## TASK DESCRIPTION:
Your answer should be the data below, reproduced with nothing changed.

## RECORDS FOR THE TASK:
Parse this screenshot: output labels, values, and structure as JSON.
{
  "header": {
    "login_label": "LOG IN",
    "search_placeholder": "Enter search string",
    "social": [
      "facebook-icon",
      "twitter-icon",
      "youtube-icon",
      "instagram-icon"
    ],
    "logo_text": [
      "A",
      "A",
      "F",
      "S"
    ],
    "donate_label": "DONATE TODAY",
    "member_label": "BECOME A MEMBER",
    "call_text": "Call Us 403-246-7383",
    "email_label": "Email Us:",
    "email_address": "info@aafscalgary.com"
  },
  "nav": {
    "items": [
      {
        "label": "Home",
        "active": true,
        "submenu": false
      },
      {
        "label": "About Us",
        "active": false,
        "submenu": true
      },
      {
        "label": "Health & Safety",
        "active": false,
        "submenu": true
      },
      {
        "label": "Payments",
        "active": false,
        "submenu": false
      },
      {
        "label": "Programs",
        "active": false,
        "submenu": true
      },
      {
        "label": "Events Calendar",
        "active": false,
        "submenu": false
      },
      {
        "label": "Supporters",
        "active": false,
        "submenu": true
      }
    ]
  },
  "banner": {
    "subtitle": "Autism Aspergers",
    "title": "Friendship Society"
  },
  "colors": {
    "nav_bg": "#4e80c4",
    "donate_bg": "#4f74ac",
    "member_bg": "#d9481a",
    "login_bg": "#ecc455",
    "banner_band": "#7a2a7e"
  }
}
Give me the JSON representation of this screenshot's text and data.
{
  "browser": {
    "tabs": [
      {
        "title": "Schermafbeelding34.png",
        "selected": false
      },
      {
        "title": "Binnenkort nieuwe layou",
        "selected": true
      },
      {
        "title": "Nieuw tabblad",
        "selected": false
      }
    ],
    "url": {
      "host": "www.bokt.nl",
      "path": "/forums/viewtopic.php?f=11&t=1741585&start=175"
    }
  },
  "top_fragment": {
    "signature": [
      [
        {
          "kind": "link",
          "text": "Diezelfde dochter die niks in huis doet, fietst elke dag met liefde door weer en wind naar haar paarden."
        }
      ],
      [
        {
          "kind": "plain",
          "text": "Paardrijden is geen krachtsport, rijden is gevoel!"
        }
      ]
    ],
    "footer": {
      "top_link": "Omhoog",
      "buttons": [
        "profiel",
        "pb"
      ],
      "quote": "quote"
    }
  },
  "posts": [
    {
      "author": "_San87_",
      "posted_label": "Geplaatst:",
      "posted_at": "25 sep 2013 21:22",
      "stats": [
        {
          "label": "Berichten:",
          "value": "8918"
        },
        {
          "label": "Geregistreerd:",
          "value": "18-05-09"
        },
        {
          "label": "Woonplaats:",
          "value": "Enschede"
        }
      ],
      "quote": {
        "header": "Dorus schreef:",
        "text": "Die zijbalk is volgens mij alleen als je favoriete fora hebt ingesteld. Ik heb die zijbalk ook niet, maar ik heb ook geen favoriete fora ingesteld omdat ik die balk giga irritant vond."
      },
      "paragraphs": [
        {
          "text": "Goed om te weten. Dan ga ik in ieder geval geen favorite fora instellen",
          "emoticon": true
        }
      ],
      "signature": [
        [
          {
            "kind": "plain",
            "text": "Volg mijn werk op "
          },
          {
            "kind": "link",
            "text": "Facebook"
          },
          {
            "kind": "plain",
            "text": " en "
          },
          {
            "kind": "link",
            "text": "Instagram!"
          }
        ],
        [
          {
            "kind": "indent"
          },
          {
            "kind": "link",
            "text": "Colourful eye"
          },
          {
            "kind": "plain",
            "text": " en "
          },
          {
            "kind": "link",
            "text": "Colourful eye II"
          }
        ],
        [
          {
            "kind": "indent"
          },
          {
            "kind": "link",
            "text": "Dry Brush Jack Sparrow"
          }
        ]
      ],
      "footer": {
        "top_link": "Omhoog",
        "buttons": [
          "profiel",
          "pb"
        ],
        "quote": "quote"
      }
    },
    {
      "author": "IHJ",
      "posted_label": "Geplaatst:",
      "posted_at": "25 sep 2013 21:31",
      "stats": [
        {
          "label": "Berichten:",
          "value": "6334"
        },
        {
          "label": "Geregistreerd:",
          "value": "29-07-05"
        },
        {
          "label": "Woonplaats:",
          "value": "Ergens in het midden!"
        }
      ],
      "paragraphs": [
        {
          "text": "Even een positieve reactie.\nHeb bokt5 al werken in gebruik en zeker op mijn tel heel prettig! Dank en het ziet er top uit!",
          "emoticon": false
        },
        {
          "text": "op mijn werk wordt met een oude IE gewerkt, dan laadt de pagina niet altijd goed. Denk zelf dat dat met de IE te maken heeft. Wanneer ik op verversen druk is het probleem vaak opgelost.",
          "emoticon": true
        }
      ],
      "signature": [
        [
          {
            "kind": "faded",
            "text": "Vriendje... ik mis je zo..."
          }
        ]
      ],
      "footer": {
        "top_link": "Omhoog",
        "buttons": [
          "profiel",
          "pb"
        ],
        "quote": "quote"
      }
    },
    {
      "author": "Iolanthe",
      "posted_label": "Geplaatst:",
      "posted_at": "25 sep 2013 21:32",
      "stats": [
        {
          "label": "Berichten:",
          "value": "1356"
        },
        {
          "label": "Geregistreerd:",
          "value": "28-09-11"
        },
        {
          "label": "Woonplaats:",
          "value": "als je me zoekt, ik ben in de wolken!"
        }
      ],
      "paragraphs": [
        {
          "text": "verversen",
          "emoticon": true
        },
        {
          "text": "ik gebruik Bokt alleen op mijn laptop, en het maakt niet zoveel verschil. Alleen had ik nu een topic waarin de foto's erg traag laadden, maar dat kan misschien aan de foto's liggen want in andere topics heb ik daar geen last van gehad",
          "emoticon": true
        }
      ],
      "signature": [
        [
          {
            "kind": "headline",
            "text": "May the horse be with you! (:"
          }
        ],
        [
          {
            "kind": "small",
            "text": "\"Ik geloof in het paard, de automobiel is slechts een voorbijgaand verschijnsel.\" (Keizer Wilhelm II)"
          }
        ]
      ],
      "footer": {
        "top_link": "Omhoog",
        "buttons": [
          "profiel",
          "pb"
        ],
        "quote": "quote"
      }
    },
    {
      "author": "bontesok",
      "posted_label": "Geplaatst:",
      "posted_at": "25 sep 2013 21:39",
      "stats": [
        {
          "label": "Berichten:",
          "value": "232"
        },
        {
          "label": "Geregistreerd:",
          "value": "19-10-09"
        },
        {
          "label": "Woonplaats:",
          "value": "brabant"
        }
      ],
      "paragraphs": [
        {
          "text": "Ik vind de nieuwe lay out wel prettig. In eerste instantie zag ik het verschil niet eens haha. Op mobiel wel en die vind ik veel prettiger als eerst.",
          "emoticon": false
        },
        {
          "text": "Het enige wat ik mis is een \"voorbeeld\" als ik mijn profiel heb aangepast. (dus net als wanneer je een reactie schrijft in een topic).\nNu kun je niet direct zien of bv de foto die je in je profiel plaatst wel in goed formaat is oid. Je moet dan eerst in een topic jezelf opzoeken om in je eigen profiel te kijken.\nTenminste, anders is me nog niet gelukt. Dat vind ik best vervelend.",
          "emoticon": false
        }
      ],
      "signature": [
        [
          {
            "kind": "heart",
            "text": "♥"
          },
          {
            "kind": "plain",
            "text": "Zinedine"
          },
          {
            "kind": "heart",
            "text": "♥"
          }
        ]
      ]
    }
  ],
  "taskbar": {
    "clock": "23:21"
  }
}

## SOLUTION TO THE EXERCISE:
Parse this screenshot: output labels, values, and structure as JSON.
{
  "header": {
    "login_label": "LOG IN",
    "search_placeholder": "Enter search string",
    "social": [
      "facebook-icon",
      "twitter-icon",
      "youtube-icon",
      "instagram-icon"
    ],
    "logo_text": [
      "A",
      "A",
      "F",
      "S"
    ],
    "donate_label": "DONATE TODAY",
    "member_label": "BECOME A MEMBER",
    "call_text": "Call Us 403-246-7383",
    "email_label": "Email Us:",
    "email_address": "info@aafscalgary.com"
  },
  "nav": {
    "items": [
      {
        "label": "Home",
        "active": true,
        "submenu": false
      },
      {
        "label": "About Us",
        "active": false,
        "submenu": true
      },
      {
        "label": "Health & Safety",
        "active": false,
        "submenu": true
      },
      {
        "label": "Payments",
        "active": false,
        "submenu": false
      },
      {
        "label": "Programs",
        "active": false,
        "submenu": true
      },
      {
        "label": "Events Calendar",
        "active": false,
        "submenu": false
      },
      {
        "label": "Supporters",
        "active": false,
        "submenu": true
      }
    ]
  },
  "banner": {
    "subtitle": "Autism Aspergers",
    "title": "Friendship Society"
  },
  "colors": {
    "nav_bg": "#4e80c4",
    "donate_bg": "#4f74ac",
    "member_bg": "#d9481a",
    "login_bg": "#ecc455",
    "banner_band": "#7a2a7e"
  }
}
Give me the JSON representation of this screenshot's text and data.
{
  "browser": {
    "tabs": [
      {
        "title": "Schermafbeelding34.png",
        "selected": false
      },
      {
        "title": "Binnenkort nieuwe layou",
        "selected": true
      },
      {
        "title": "Nieuw tabblad",
        "selected": false
      }
    ],
    "url": {
      "host": "www.bokt.nl",
      "path": "/forums/viewtopic.php?f=11&t=1741585&start=175"
    }
  },
  "top_fragment": {
    "signature": [
      [
        {
          "kind": "link",
          "text": "Diezelfde dochter die niks in huis doet, fietst elke dag met liefde door weer en wind naar haar paarden."
        }
      ],
      [
        {
          "kind": "plain",
          "text": "Paardrijden is geen krachtsport, rijden is gevoel!"
        }
      ]
    ],
    "footer": {
      "top_link": "Omhoog",
      "buttons": [
        "profiel",
        "pb"
      ],
      "quote": "quote"
    }
  },
  "posts": [
    {
      "author": "_San87_",
      "posted_label": "Geplaatst:",
      "posted_at": "25 sep 2013 21:22",
      "stats": [
        {
          "label": "Berichten:",
          "value": "8918"
        },
        {
          "label": "Geregistreerd:",
          "value": "18-05-09"
        },
        {
          "label": "Woonplaats:",
          "value": "Enschede"
        }
      ],
      "quote": {
        "header": "Dorus schreef:",
        "text": "Die zijbalk is volgens mij alleen als je favoriete fora hebt ingesteld. Ik heb die zijbalk ook niet, maar ik heb ook geen favoriete fora ingesteld omdat ik die balk giga irritant vond."
      },
      "paragraphs": [
        {
          "text": "Goed om te weten. Dan ga ik in ieder geval geen favorite fora instellen",
          "emoticon": true
        }
      ],
      "signature": [
        [
          {
            "kind": "plain",
            "text": "Volg mijn werk op "
          },
          {
            "kind": "link",
            "text": "Facebook"
          },
          {
            "kind": "plain",
            "text": " en "
          },
          {
            "kind": "link",
            "text": "Instagram!"
          }
        ],
        [
          {
            "kind": "indent"
          },
          {
            "kind": "link",
            "text": "Colourful eye"
          },
          {
            "kind": "plain",
            "text": " en "
          },
          {
            "kind": "link",
            "text": "Colourful eye II"
          }
        ],
        [
          {
            "kind": "indent"
          },
          {
            "kind": "link",
            "text": "Dry Brush Jack Sparrow"
          }
        ]
      ],
      "footer": {
        "top_link": "Omhoog",
        "buttons": [
          "profiel",
          "pb"
        ],
        "quote": "quote"
      }
    },
    {
      "author": "IHJ",
      "posted_label": "Geplaatst:",
      "posted_at": "25 sep 2013 21:31",
      "stats": [
        {
          "label": "Berichten:",
          "value": "6334"
        },
        {
          "label": "Geregistreerd:",
          "value": "29-07-05"
        },
        {
          "label": "Woonplaats:",
          "value": "Ergens in het midden!"
        }
      ],
      "paragraphs": [
        {
          "text": "Even een positieve reactie.\nHeb bokt5 al werken in gebruik en zeker op mijn tel heel prettig! Dank en het ziet er top uit!",
          "emoticon": false
        },
        {
          "text": "op mijn werk wordt met een oude IE gewerkt, dan laadt de pagina niet altijd goed. Denk zelf dat dat met de IE te maken heeft. Wanneer ik op verversen druk is het probleem vaak opgelost.",
          "emoticon": true
        }
      ],
      "signature": [
        [
          {
            "kind": "faded",
            "text": "Vriendje... ik mis je zo..."
          }
        ]
      ],
      "footer": {
        "top_link": "Omhoog",
        "buttons": [
          "profiel",
          "pb"
        ],
        "quote": "quote"
      }
    },
    {
      "author": "Iolanthe",
      "posted_label": "Geplaatst:",
      "posted_at": "25 sep 2013 21:32",
      "stats": [
        {
          "label": "Berichten:",
          "value": "1356"
        },
        {
          "label": "Geregistreerd:",
          "value": "28-09-11"
        },
        {
          "label": "Woonplaats:",
          "value": "als je me zoekt, ik ben in de wolken!"
        }
      ],
      "paragraphs": [
        {
          "text": "verversen",
          "emoticon": true
        },
        {
          "text": "ik gebruik Bokt alleen op mijn laptop, en het maakt niet zoveel verschil. Alleen had ik nu een topic waarin de foto's erg traag laadden, maar dat kan misschien aan de foto's liggen want in andere topics heb ik daar geen last van gehad",
          "emoticon": true
        }
      ],
      "signature": [
        [
          {
            "kind": "headline",
            "text": "May the horse be with you! (:"
          }
        ],
        [
          {
            "kind": "small",
            "text": "\"Ik geloof in het paard, de automobiel is slechts een voorbijgaand verschijnsel.\" (Keizer Wilhelm II)"
          }
        ]
      ],
      "footer": {
        "top_link": "Omhoog",
        "buttons": [
          "profiel",
          "pb"
        ],
        "quote": "quote"
      }
    },
    {
      "author": "bontesok",
      "posted_label": "Geplaatst:",
      "posted_at": "25 sep 2013 21:39",
      "stats": [
        {
          "label": "Berichten:",
          "value": "232"
        },
        {
          "label": "Geregistreerd:",
          "value": "19-10-09"
        },
        {
          "label": "Woonplaats:",
          "value": "brabant"
        }
      ],
      "paragraphs": [
        {
          "text": "Ik vind de nieuwe lay out wel prettig. In eerste instantie zag ik het verschil niet eens haha. Op mobiel wel en die vind ik veel prettiger als eerst.",
          "emoticon": false
        },
        {
          "text": "Het enige wat ik mis is een \"voorbeeld\" als ik mijn profiel heb aangepast. (dus net als wanneer je een reactie schrijft in een topic).\nNu kun je niet direct zien of bv de foto die je in je profiel plaatst wel in goed formaat is oid. Je moet dan eerst in een topic jezelf opzoeken om in je eigen profiel te kijken.\nTenminste, anders is me nog niet gelukt. Dat vind ik best vervelend.",
          "emoticon": false
        }
      ],
      "signature": [
        [
          {
            "kind": "heart",
            "text": "♥"
          },
          {
            "kind": "plain",
            "text": "Zinedine"
          },
          {
            "kind": "heart",
            "text": "♥"
          }
        ]
      ]
    }
  ],
  "taskbar": {
    "clock": "23:21"
  }
}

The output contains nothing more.